::: DATA PROVIDED :::
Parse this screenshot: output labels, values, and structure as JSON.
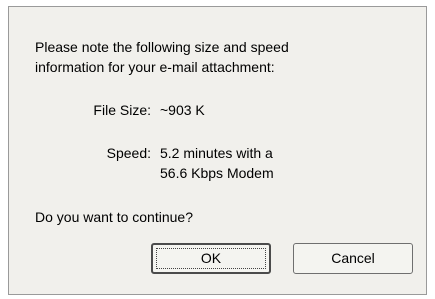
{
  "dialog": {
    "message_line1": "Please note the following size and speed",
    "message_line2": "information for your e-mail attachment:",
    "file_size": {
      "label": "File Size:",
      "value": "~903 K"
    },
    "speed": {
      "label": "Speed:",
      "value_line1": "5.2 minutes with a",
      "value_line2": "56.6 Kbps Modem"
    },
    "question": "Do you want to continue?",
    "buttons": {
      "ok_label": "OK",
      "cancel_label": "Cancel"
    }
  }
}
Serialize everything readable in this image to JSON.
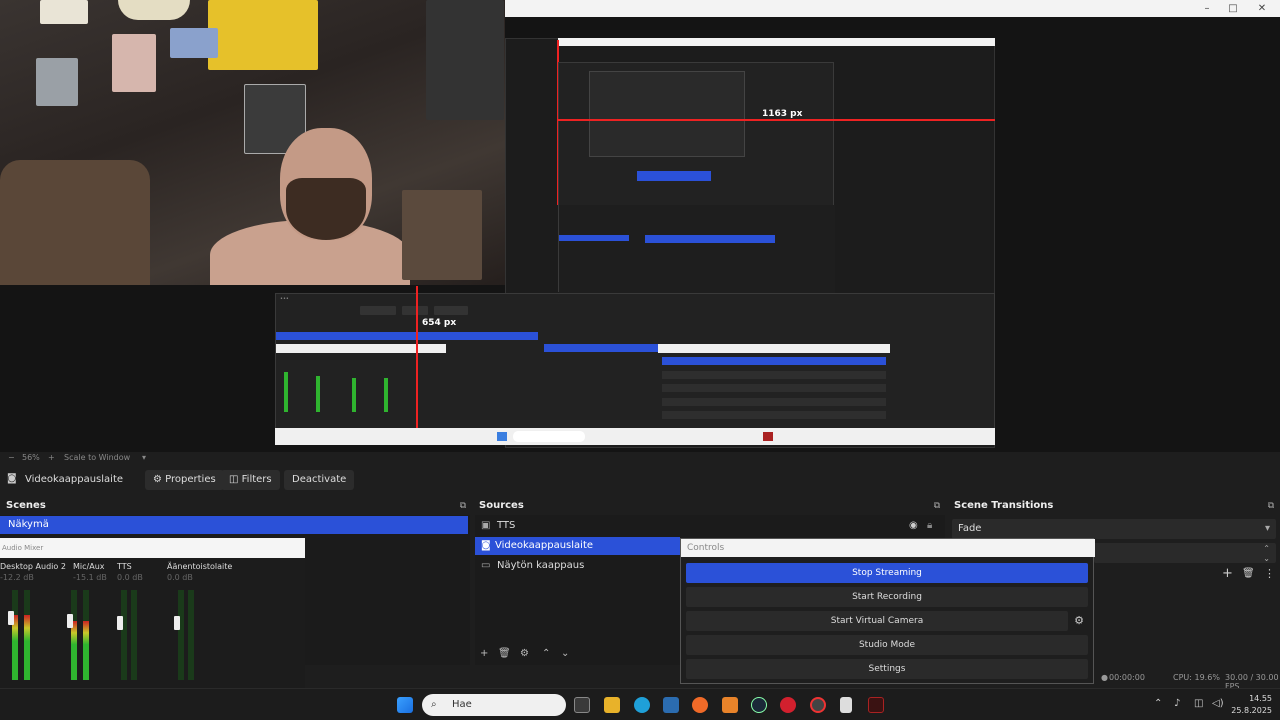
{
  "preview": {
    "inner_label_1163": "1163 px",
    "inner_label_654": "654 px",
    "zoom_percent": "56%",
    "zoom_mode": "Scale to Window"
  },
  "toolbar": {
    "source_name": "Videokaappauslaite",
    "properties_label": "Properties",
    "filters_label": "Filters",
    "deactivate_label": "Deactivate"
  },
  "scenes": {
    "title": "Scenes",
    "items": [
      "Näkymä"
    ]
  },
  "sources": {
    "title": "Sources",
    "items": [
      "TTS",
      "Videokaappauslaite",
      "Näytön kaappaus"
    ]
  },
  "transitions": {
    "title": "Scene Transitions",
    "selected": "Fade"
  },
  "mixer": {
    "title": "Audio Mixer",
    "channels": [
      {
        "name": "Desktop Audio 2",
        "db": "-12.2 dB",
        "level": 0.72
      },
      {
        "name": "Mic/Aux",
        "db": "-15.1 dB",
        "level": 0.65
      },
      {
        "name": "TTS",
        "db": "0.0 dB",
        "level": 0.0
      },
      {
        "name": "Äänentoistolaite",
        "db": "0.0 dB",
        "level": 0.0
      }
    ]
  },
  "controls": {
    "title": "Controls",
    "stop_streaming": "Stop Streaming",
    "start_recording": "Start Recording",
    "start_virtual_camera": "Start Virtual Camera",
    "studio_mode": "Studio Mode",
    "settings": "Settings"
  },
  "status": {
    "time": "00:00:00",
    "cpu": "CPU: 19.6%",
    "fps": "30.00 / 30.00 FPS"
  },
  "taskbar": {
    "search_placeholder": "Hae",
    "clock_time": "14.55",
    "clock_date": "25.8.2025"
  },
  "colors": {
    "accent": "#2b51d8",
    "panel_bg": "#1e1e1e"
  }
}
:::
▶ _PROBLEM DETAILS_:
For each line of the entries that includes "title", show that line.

▶ _TASK SOLUTION_:
    "title": "Scenes",
    "title": "Sources",
    "title": "Scene Transitions",
    "title": "Audio Mixer",
    "title": "Controls",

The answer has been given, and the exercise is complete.